Sunday, February 16, 2014
Dir. José Padilha
3 out of 5
"Deferential" is the best way to sum up director José Padilha's approach to RoboCop, a remake of the 1987 classic about a left-for-dead cop reclaimed and re-branded as the savior of crime-ridden Detroit. In addition from its main character and a few nods in the direction of its source text, Padilha and screenwriter Joshua Zetumer celebrate the legacy of the Paul Verhoeven-helmed original by recycling its cautionary tale of corporate malfeasance and connecting it to contemporary concerns such as artificial intelligence, state surveillance, and drone warfare. And while the investigation of these themes is admittedly less than rigorous, their very existence gives RoboCop what so many other lazy, mechanistic remakes lack: a soul.
When Detroit police officer Alex Murphy (Joel Kinnaman) is badly disfigured by a car bomb, his only hope for survival lies with Omnicorp CEO Raymond Sellars (Michael Keaton), whose company manufactures combat robots for the American military. Sellars wants to tap into a lucrative domestic security market ,but is barred by a federal law that prevents the use of robots as potential arbiters of life and death in a criminal justice system. He needs to prove that he can create a machine with the empathy of a human. Enter Dr. Dennett Norton (Gary Oldman), who fuses Murphy's remains with a state-of-the-art supercomputer and a powerful exoskeleton that allows him to continue patrolling the streets. Here Padilha makes Murphy's connection to Frankenstein's monster more explicit than Verhoeven ever did, a motif that continues when Murphy's increasingly dispassionate behavior begins to alienate his family.
However, this RoboCop is ultimately less about one man reclaiming his identity and more about the trials of any person - robotically enhanced or not - struggling to preserve their humanity within a corrupt system. Padilha puts such a cerebral spin on the material that he loses much of the poignancy of Murphy's transformation and gradual acceptance of his new self. But in pulling the focus away from RoboCop himself and onto his creators, the movie gains an intriguing subtext that suggests how Murphy could be a metaphor for the creative bankruptcy of Hollywood remakes. As the corporate power structure pressures Norton to chip away at Murphy's personality and emotions, replacing them with predictable programmed behaviors, the doctor offers passionate but doomed resistance that's tellingly quashed by promises of greater resources. Gradually lobotomizing Murphy tests Norton's conscience, yet he swallows all the excuses and believes that some good can still come of his work.

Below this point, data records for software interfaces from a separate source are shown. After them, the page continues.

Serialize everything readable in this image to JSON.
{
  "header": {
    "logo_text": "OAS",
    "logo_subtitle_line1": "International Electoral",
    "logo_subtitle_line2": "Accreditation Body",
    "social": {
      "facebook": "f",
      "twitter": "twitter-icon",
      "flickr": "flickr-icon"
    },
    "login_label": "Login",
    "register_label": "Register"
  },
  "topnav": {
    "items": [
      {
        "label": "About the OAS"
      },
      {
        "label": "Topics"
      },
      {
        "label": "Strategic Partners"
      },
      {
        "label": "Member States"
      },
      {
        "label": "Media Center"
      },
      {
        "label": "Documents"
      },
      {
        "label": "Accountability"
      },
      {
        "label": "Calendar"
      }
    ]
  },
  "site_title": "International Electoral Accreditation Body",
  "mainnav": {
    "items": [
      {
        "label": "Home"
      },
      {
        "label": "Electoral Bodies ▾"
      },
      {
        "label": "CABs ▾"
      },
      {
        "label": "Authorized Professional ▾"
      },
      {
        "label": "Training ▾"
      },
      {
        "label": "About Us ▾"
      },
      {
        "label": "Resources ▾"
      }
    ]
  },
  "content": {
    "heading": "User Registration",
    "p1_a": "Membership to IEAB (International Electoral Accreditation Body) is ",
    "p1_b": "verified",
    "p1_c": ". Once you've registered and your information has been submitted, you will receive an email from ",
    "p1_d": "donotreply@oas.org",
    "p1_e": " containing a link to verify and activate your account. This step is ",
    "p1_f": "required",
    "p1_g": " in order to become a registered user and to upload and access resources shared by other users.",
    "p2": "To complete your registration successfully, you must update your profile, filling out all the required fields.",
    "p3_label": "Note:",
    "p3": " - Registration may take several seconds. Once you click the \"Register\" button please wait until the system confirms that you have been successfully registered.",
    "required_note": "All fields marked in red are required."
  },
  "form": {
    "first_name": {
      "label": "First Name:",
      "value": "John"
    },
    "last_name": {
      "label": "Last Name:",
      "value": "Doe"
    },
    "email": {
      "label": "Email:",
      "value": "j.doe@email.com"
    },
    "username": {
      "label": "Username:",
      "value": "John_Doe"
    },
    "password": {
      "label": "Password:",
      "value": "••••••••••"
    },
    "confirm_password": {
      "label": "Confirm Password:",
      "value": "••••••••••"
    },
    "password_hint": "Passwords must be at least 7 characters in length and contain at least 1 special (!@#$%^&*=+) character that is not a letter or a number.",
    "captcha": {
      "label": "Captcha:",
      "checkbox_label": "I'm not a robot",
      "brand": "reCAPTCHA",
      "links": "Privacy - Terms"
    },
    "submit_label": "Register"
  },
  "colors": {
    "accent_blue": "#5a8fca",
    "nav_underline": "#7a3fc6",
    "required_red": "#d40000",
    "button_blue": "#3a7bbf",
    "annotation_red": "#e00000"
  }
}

It's possible to read too much into Padilha's intentions, as he adheres to a far more conventional tone than the playfully subversive original. The film's imagination is likewise limited to current trends in action cinema, as Murphy's upgrades (enhanced speed! incredible jumping ability!) belong more in the realm of superheroes than robots. Still, Padilha's serious approach masks its rebel heart, and his social critique sneaks through in flourishes like Samuel L. Jackson's po-faced parody of a right-wing media demagogue. Such authorial fingerprints, along with the stellar performances of an immensely qualified supporting cast, rescues RoboCop from the dustbin of forgettable PG-13 shoot-em-ups. It doesn't quite redeem remakes - it's hard to imagine any film doing so, let alone a remake of such an influential and cultishly-adored property - but it wisely refuses to compete with the original, making an admirable attempt to engage its audience with more than just name recognition.